Fusion splicing has four disadvantages, he notes: 1) high cost of the fusion splicer, 2) potential for disruption of the profile of a multimode fiber, 3) no splicing in a manhole environment [safety risk], 4) potential multimode disadvantage.
So cost is an advantage and a disadvantage. Pearson says, “At the time of this wring , fusion splicer cost ranges from $2,100 to $9,000, with many below $5,000. Ribbon splicers are approximately $19,000. The cost of used fusion splicers can be as low as $2,000. The more expensive the fusion splicer, the faster it operates. In addition, the ribbon fusion splicer has a cost higher than that of a single-fiber splicer. For a small number of splices, purchase of a fusion splicer may be cost-prohibitive.”
Pearson qualifies the potential disadvantages related to multimode, explaining it may affect OM1 or OM2 grade multimode at some distances when midspan splicing is done. “However, testing by fiber manufacturers indicates no significant bandwidth reduction on fusion-spliced, laser-optimized fibers,” he adds. “In addition, there have been no reports of bandwidth reduction due to fusion splicing of multimode fibers.
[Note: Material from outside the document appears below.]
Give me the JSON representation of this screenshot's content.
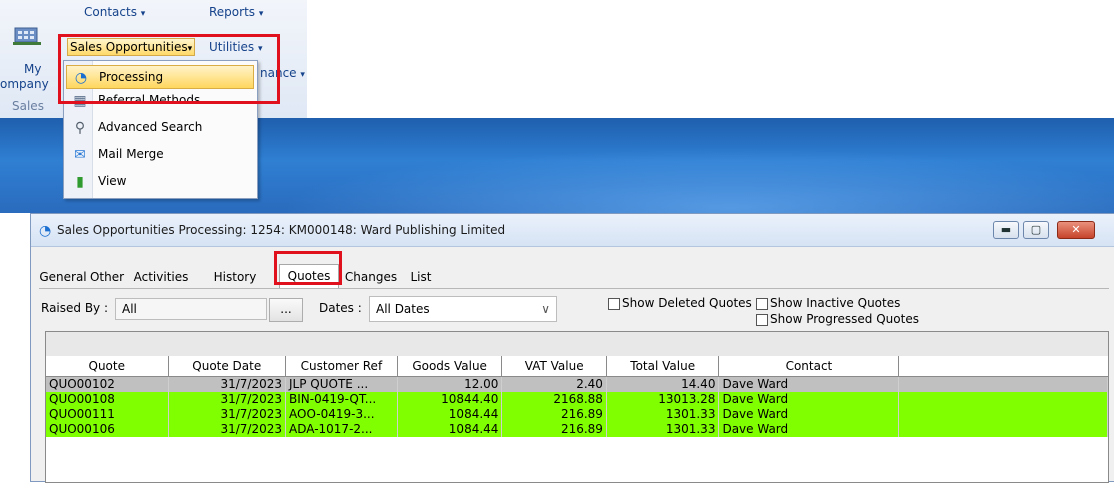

Apparently, such disruption, if present, is insignificant.”
The Fiber Optic Association offers the CFOS/S—Certified Fiber Optic Specialist/Splicing—specialist certification. To be eligible, an individual must already have obtained the FOA’s Certified Fiber Optic Technician (CFOT) certification. The association characterizes the CFOS/S as “a specialist certification covering fiber-optic splicing procedures intended for technicians involved in the installation of OSP fiber networks.” The certification covers fusion and mechanical splicing.
The association explains, “FOA-approved training for CFOS/S certification meets the following requirements: classroom sessions in all types of splicing, including fusion and mechanical splicing; hands-on training in appropriate splicing types including placement of the splice into a splice tray and closure; interpretation of splice loss on OTDR traces; instructor verification of achievement of advanced skills in splicing; course includes approximately 50 percent lab time.”
The FOA also requires field experience. Specifically, a candidate must make a total of at least hundreds of splices, including placement of the splice into a splice tray and closure; experience with both fusion and mechanical splicing, which may include termination of cables using prepolished/spliced connectors; experience with OTDR splice-loss measurements, including bidirectional measurements. Additionally, a manufacturer’s training on splicing will be considered as partial experience to qualify for the certification.
While the fusion splicing of optical fibers is becoming more widespread and being employed in growing numbers of applications, it is not a job for a beginner. Sufficiently preparing fibers for splicing, and properly using the splicing machine are essential for successful results. Splicer manufacturers, educational associations and private training providers are available to impart the necessary skills and knowledge to industry professionals seeking expertise in this area.